Hitting 50 years and climbing higher can affect a lot of things in your life, especially your career. It is the time when one of two things happen; (1) Your employers try to push you into a new line of work because they are after younger employees, or (2) You feel the need for a change, perhaps something slower and easier. Whatever is the case, the fact remains that you cannot go making drastic decisions. Younger workers have the luxury of hopping from one job to the other but you don’t.
This point of decision can often be both frightening and exciting. Here are some tips to guide you and help you choose correctly.
Be ready for anything.
There are a lot of big “What If’s” and “Maybes” that come with a mid-life career change. Brace yourself for the challenges ahead and resolve to pull through. You can expect to meet employers who think you are now “too qualified”. Some fear you may outgrow whatever positions they give you.
You can also experience financial transition/challenges if you take a pay cut. There is the issue of always having to prove yourself. This is something you probably never had to do after your first employment in your younger years, but now with the years building up, employers want to know if you still add value and productivity.
‘I can’t blend in with younger workers’, ‘I’m too old’, ‘There are no new jobs out there’, ‘I am not as productive as younger workers’, and so on. These are the typical thoughts of a man or woman at the point of a mid-life career change. Try to choose positivity through this phase. It helps you guarantee greater success.
Check that you have what it takes
If you opt for starting a new career at this age, it is important to ask yourself if you have what it takes. Starting a new career at 50+ years can be tough, energy-demanding, and risky. Are you sure it will be profitable or sustainable? Are you ready to put in what it takes? How about family and other factors? These questions are necessary and should be answered honestly by you.
Making a mid-life career change is not a decision to be taken lightly or on impulse. It has to be thought through and planned. Consider if you are tired of your current job and if there are ample opportunities suitable for you elsewhere.
Leverage your skills
Contrary to what some employers think, your skills and experience make you highly valuable. You must find ways to use them to your advantage in any work environment. A change of career can be scary, but it is also easier than when you started your first career in your younger years. The experience and confidence as a worker will go with you even to a field not related to yours. You don’t need to focus on new positions that match your current or former one. You can look to apply the skills and experience you have on a new path.
Be open to learning and interacting with younger employees
It’s never too late to learn and you will need a few new skills or an update on your current knowledge. The business world is ever-changing and staying updated on everything helps you to stay at the top of your career. Don’t feel ashamed to be humble and pick up a few things from even younger employees. See it as a great way to learn to interact with them because they are often the bulk of any workforce.

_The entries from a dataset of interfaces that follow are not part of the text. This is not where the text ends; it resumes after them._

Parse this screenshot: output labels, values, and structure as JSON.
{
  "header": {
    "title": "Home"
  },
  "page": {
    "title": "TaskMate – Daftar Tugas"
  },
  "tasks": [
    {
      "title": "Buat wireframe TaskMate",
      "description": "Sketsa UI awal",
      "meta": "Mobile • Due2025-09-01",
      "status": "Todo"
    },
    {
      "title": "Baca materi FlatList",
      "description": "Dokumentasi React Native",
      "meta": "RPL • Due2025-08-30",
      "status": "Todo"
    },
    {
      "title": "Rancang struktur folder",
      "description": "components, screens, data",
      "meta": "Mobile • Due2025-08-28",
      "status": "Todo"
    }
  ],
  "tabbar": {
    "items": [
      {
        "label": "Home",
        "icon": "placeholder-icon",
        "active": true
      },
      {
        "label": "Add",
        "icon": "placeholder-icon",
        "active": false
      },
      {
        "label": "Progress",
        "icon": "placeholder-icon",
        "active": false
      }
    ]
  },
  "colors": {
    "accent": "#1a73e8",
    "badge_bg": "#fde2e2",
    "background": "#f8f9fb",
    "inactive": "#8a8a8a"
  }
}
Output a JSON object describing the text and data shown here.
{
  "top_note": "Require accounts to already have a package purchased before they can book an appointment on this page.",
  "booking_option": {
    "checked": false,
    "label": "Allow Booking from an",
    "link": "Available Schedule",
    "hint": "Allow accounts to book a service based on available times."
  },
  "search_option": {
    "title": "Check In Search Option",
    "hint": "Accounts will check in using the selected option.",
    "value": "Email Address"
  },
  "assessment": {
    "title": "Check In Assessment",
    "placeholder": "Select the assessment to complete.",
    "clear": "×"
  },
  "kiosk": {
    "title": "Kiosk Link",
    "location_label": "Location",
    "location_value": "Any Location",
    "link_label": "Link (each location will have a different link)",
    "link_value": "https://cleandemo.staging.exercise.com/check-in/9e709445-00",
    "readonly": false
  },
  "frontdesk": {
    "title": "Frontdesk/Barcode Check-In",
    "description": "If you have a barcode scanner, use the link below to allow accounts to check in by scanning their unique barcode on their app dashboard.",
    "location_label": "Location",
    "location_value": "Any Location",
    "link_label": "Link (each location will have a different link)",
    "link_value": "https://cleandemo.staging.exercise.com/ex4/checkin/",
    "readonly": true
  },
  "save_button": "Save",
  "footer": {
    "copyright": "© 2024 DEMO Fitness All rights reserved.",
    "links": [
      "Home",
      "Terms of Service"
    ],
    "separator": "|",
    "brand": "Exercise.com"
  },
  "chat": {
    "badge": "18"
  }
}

Career change works hand in hand with financial planning
How this mid-life career change affects your finances is a major factor. If you are sure that your career change will lead to much higher pay than you have now, you can skip this point. However, most career changes in these older years involve a pay cut and losing benefits. Consider how this affects you, your stress levels, and your family. Remember expenses for health, insurance, your family’s needs, and more. These things get harder to do as you get older and you don’t want to end up unprepared for your golden years. Meet up with a professional financial advisor to help you lay out a plan before taking any actions.
Don’t work out everything alone. Remember the solid network you built over the years of your career. Use these networking contacts to get the best information and start out with an edge. Get insight from those who are about to enter a similar phase as you or who have already gone through it.
Just do it!
50+ years really is a great time to go for that mid-life career change you have always dreamed about. Despite the many negative possibilities, you can pull through easily. You have the skill, the network, the experience, the workplace confidence, the emotional stability, and pretty much everything else at your disposal. Plan, prepare, weigh your options, and then decide. You are a valuable asset, and you must leverage this.
As an executive search recruitment company, we work with several candidates looking for a mid-life career change. Executive positions are ideal for such wisdom and experience. To get more advice and discover suitable openings for a change of job, you can reach out to us.